          • I respectfully disagree with your opinion that it takes $1 million worth of equipment or a drone to win.

            I do admit the drone shots are cool – people rarely, if ever, get to see things from that point of view, which is what makes them so compelling. Also, you should know, I don’t believe I’ve ever assisted in the choosing of the winning photo.

            Yes we’ve also picked drone shots before, but I don’t think we’ve overdone it.

            Look at the previous winners, and look at the previous finalists – I think there’s enough variety there to dispel your $1 million claim.

            Look, I know I’m not going to change your mind, Dayton. But I’m telling you as honesty as I can – we’re just looking for a great picture when we choose these winners.

            There’s no considering if the winning shot contains machinery or not, or what information (if any) has been sent along with the image.

            The problem is we get SO many great picture’s that it’s really hard to pick just one.

            We do lean on our expert photogs – Bill DeKay and Mike Raine (both multiple North American ag photo award winners – these guys are seriously at the top of their game) for assistance in these contests, so their biases might be creeping in, but we also value their trained eye.

            As for the “typical farm picture” – we can only choose from among those submitted. Whether what we receive is “typical” or not I’m not sure.

            Cheers,
            Paul – WP web ed

  • Claudette Lacombe

    This one is definitely my favorite.
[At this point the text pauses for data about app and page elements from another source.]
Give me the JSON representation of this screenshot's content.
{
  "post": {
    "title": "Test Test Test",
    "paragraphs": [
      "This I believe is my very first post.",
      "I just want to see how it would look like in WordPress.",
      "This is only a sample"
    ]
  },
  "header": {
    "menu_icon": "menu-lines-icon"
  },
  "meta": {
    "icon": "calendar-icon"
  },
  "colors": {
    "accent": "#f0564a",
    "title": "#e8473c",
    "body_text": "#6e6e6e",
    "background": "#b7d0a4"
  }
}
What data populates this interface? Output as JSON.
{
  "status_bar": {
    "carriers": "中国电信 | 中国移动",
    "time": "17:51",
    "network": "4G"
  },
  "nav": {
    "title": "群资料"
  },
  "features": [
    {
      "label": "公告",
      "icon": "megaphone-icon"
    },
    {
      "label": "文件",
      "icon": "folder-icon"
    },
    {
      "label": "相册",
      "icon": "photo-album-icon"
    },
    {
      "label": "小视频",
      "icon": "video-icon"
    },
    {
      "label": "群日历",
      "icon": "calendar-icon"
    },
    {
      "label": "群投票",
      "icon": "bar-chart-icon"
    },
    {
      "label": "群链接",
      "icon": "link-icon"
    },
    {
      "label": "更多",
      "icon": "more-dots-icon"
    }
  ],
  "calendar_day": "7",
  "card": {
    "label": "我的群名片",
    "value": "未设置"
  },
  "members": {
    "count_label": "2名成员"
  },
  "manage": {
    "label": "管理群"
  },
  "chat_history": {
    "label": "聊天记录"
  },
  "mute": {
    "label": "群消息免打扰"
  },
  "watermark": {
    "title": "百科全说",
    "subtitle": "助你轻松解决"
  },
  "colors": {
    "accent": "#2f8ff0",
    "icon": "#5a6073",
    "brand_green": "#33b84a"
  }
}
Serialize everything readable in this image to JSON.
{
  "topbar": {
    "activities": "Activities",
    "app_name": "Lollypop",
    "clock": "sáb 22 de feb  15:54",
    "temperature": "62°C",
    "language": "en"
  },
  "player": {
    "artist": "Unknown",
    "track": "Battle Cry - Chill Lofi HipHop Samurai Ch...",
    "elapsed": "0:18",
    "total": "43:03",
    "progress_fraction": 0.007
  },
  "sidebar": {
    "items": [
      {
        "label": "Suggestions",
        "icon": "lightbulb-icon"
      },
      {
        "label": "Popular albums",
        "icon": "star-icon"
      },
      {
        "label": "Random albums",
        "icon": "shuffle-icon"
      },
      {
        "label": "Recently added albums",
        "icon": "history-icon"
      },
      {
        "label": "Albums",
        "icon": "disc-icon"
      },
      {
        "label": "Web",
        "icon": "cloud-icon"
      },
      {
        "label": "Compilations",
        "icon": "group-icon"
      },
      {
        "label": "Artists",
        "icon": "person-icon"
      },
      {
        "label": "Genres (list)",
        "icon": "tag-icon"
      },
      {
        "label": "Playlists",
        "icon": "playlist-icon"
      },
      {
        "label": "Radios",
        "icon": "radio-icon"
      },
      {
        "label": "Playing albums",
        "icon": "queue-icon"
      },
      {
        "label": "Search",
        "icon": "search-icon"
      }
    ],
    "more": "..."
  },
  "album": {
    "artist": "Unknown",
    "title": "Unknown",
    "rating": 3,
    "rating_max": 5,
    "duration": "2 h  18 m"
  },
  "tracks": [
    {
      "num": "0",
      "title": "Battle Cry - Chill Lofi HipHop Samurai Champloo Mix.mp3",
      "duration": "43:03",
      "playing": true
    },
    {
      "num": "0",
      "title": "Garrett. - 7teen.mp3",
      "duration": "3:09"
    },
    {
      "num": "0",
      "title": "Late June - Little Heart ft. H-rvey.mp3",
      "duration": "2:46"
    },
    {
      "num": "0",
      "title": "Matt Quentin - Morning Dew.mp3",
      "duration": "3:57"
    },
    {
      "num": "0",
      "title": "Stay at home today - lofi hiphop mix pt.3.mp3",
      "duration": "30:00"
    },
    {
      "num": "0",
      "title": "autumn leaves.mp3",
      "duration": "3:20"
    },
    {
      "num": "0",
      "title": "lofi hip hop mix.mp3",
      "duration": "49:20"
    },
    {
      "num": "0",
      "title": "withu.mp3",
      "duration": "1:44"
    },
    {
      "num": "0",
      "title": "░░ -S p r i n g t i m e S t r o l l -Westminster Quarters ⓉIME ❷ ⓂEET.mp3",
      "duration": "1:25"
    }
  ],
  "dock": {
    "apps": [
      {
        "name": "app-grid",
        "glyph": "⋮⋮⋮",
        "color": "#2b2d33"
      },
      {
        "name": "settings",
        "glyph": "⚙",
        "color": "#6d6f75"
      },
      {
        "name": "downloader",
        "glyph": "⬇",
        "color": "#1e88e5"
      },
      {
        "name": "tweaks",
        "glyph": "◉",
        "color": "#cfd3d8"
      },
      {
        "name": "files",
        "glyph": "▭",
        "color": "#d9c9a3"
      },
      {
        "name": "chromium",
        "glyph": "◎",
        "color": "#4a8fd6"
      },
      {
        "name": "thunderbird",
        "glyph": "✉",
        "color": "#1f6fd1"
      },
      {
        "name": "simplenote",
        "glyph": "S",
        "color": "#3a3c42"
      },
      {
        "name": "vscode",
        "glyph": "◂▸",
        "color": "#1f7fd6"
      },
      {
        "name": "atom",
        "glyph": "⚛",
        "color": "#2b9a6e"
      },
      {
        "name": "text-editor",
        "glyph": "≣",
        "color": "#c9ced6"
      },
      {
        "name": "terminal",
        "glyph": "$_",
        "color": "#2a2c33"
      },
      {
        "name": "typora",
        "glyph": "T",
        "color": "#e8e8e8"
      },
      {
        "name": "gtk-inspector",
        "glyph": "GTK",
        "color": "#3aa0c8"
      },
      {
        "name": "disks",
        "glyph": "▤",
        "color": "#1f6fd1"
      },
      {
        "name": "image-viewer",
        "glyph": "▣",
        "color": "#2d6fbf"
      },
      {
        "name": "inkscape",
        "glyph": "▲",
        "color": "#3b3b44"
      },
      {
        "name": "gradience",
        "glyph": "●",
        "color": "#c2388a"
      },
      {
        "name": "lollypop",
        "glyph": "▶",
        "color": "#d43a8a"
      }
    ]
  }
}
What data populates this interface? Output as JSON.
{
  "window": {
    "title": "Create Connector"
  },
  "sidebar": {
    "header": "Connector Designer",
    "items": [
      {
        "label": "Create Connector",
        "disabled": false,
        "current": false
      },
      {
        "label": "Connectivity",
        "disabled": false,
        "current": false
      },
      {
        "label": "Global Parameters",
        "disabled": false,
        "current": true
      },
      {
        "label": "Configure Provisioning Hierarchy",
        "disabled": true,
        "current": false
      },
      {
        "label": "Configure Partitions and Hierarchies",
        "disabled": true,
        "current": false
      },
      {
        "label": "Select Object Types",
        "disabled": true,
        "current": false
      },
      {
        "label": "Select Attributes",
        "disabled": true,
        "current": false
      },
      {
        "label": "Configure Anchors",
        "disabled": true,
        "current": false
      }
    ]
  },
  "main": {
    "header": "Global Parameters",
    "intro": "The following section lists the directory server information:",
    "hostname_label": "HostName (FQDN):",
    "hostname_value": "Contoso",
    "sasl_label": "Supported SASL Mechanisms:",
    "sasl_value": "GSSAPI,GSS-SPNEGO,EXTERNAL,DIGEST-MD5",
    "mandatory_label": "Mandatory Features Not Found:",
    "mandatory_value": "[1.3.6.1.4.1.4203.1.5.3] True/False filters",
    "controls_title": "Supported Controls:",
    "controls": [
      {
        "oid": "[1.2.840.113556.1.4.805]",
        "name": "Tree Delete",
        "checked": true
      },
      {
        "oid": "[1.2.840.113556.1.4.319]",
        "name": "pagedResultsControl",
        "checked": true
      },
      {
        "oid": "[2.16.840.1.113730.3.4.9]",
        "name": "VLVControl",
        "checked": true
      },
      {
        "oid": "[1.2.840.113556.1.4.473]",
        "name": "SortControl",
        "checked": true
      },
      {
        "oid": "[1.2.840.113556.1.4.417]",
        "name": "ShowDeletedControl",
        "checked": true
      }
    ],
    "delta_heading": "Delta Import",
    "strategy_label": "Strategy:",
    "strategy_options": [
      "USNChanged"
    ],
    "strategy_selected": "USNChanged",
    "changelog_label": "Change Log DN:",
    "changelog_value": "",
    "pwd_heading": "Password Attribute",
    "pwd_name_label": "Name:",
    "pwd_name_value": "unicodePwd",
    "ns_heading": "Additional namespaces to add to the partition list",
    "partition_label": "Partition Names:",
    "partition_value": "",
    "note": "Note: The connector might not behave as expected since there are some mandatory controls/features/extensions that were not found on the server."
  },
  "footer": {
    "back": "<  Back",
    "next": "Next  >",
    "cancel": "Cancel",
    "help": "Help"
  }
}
Lianne Beaupre-Scorgie‎
    #Harvest15 Papa! Bringing Papa supper in the field! Who is more delighted?! Near Beaverlodge, Alberta